Jane Wyatt plays Laura Anders Julie’s cousin who called to say that she couldn’t attend the wedding because she had an appendicitis. In truth she was too poor to make the trip from South Carolina. When asked what hospital she was in Laura tells her cousin and Julie’s maid Ellie (Una O’Connor) writes it down. This slip of paper is the only thing “Happy” finds in his pocket as he’s struggling to figure out where he belongs. So he travels to South Carolina where he locates Laura whose maid is played by Louise Beavers. Wait a minute wasn’t she too poor to travel to her cousin’s wedding? Never mind. Anyway Julie owns a cotton plantation (Clarence Muse plays its foreman) which is in the red (in debt) until – flash forward one year – Happy has managed it into the black (making a profit). Coincidentally Julie is engaged to Lucius again and Laura’s been asked to attend. She and Happy decide to get married on their way to her cousin’s wedding.
Of course when Julie and her household see who Laura’s brought to town they all faint … one by one though no one can top Ms. O’Connor’s dramatic act. Another servant (Willie Best) thinks he must be a ghost. Phillips (Barnett Parker) the butler downs a drink from his serving tray. Happy and Laura who’s conveniently out of the room much of the time begin to believe Julie and the rest of their hosts are crazy. When Julie phones “Doc” Burroughs (Romaine Callendar) he quickly diagnoses that Happy could be Rodney suffering from amnesia.
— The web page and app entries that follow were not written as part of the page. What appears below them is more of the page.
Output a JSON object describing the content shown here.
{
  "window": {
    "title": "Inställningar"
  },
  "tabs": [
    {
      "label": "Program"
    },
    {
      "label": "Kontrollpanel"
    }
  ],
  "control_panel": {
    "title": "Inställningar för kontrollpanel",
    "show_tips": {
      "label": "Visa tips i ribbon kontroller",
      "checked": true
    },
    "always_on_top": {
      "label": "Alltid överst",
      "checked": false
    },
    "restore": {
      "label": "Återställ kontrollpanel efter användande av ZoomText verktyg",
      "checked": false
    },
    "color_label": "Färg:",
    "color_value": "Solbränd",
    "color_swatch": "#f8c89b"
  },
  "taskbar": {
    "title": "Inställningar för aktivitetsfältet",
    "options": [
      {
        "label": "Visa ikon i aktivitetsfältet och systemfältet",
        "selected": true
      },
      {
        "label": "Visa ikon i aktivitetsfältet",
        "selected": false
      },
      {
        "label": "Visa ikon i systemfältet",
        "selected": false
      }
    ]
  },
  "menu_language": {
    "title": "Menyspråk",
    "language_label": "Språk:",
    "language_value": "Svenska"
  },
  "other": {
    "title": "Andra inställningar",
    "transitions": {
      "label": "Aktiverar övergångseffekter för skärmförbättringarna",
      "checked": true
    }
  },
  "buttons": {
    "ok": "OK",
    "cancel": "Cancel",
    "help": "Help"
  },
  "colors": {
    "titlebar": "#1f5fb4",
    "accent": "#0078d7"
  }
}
So the doctor joins the household where several paths are taken to ascertain whether Happy and Rodney are one in the same. First they try to get Happy’s fingerprints so that Doc can have them compared to Rodney’s service record. Once they finally get them Doc later discovers that all the service records have been shipped to Washington. While the doctor is finding this out Julie and the rest of the household which now includes a shirtless Lucius conspire to keep Happy & Laura from consummating their marriage. Their near insane actions drive the newlyweds to want to leave as soon as possible which is foiled when Julie and Betty foul the water supply making an oily shower for both. The reason the couple is taking showers in the first place is just one of the many improbable actions which make the whole situation too stupid to be funny.
At last Doc returns and tries the (in the movies) tried and true method of hypnosis which leads to Rodney’s “return”. Then just when you thought the already humorless activities could get no sillier you are proved wrong … as Rodney learns about his missing year and his two wives fight for their man. The filmmakers seemed to have forgotten that for something to be funny there has to be some sense of reality or the screwball situation(s) don’t work.